### Assigned task
Using the data below, count the lines where "Inicio" appears, and answer with the number alone.
==== Given information ====
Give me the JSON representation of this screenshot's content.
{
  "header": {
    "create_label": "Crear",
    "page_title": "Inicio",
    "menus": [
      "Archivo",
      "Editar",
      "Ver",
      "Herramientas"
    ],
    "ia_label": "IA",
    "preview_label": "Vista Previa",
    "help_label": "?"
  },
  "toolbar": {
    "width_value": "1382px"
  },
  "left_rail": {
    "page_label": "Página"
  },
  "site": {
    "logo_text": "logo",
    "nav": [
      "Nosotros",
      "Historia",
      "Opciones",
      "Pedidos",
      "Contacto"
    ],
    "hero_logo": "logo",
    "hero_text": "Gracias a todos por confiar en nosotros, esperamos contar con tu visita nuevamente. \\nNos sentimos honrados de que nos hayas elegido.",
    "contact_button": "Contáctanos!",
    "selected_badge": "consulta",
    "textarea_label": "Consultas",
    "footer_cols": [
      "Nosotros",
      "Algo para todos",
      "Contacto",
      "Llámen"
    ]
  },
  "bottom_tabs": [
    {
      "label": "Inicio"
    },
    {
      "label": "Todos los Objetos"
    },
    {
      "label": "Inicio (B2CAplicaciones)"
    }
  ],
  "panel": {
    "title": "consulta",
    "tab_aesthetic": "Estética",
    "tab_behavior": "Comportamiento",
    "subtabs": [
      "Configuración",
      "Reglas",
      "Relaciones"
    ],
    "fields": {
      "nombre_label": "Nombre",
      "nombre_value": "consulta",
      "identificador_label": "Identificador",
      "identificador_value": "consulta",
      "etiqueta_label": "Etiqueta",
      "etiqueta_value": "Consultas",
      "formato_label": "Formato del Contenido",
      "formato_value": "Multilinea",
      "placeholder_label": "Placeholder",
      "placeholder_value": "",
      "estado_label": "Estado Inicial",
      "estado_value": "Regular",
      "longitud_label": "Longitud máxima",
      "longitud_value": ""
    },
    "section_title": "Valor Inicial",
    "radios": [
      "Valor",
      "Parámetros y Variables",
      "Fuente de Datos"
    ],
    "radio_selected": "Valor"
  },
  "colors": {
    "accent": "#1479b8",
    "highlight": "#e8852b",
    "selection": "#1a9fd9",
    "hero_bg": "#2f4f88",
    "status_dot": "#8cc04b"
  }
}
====
### Reply to the task
3